  • Pop History (197? - Polydor Label)
  • The Best in the West (1983 - Buddah Label)
  • The EP Collection (1988 - See for Miles Label)
  • Do You Believe in Magic/Everything Playing (1988 - That's Original Label)
  • Collection Lovin' Spoonful (20 Hits) (1988 - Castle Label)
  • All the Best of the Lovin' Spoonful (1988 - Pair Label)
  • Greatest Hits (1988 - Hollywood Label)
  • 20 Greatest Hits (1989 - Big Time Label)
  • Anthology (1990 - Rhino Label)
  • Summer in the City - 19 Great Songs (1991 - Huub Label)
  • A Spoonful of Soundtracks (1991 - Repertoire Label)
  • In the Movies (1991 - Sequel Label)
  • Believe in Magic/Everything Playing (1992 - Castle Label)
  • The Best... Lovin' Spoonful (1994 - Kama Sutra Label)
  • The Lovin' Spoonful (1995 -Rhino Label)
  • Do You Believe in Magic/Hums (1995 - Kama Sutra Label)
  • The Very Best of the Lovin' Spoonful (1996 - Music Club Label)
  • Do You Believe in Magic & Other Hits (1997 - Rhino Flashback Label)
  • Summer in the City (1997 - Colelctables Label)
  • Greatest Hits (1998 - Delta Label)
  • The Very Best of the Lovin' Spoonful (1998 - Camden Label)
  • Best 28 (1998 - BMG / RCA Label)
  • Collector's Edition, Volume 1 (1999 - Platinum Disc Label)
  • Collector's Edition, Volume 2 (1999 - Platinum Disc Label)
  • Collector's Edition, Volume 3 (1999 - Platinum Disc Label)
  • Collector's Edition, Volume 1-3 (1999 - Platinum Disc Label)
  • Lovin' Spoonful (2000 - Platinum Disc Label)
  • French 60's EP Collection (2000 - Magic Label)
  • Greatest Hits (2000 - Buddha Label)
  • The Best of the Lovin' Spoonful (2001 - Paradiso Label)
  • Platinum & Gold Collection (2003 - Buddah Label)
  • The Best of the Lovin' Spoonful (2004 - BMG International Label)
  • Very Best of the Lovin' Spoonful (2004 - BMG International Label)
  • Lovin' You (2005 - BCI Music Label)
  • Singles A's and B's (2006 - Repertoire Label)

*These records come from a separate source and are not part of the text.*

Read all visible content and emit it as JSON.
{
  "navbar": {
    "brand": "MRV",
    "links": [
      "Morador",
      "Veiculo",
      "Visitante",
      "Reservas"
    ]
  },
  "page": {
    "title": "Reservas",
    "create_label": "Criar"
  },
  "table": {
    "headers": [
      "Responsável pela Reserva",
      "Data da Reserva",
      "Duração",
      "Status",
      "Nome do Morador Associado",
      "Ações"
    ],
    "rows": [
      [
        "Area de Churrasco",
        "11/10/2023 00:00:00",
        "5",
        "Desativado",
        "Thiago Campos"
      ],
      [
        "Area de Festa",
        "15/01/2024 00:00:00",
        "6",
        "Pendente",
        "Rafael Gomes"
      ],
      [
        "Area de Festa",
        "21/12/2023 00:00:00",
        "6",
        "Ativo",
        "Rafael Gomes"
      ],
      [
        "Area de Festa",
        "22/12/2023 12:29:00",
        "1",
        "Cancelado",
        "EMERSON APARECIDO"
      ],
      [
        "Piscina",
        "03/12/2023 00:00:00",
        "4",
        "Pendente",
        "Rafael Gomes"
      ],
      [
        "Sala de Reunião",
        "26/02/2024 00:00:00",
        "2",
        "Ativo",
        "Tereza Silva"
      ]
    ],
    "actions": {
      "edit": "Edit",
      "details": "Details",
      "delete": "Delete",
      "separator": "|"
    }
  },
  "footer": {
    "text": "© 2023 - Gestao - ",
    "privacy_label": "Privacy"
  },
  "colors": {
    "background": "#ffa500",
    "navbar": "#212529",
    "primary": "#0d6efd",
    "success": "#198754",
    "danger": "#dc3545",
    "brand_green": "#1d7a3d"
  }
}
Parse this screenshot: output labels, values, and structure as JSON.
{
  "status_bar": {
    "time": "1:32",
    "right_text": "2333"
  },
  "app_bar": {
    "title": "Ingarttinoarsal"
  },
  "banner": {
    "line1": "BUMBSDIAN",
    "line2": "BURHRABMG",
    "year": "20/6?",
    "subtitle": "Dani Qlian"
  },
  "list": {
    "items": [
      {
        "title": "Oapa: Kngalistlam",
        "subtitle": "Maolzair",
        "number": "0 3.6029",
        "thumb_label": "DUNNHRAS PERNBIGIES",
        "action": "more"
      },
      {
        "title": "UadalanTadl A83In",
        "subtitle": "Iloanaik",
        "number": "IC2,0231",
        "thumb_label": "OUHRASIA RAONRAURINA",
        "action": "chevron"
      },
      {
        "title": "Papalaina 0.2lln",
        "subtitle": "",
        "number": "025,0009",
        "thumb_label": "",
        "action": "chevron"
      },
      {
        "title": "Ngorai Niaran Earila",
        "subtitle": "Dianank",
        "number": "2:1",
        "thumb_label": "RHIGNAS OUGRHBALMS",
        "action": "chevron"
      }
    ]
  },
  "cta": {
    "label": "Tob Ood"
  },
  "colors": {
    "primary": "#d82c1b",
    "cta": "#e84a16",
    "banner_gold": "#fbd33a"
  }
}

  • The Fingerpicking Blues of Mississippi John Hurt: A Spoonful of Classic Songs taught by John Sebastian and Happy Traum DVD. Homespun Videos. July 2004. ASIN B0002KWSJ4

External links

Got something to say? Make a comment.
Your name
Your email address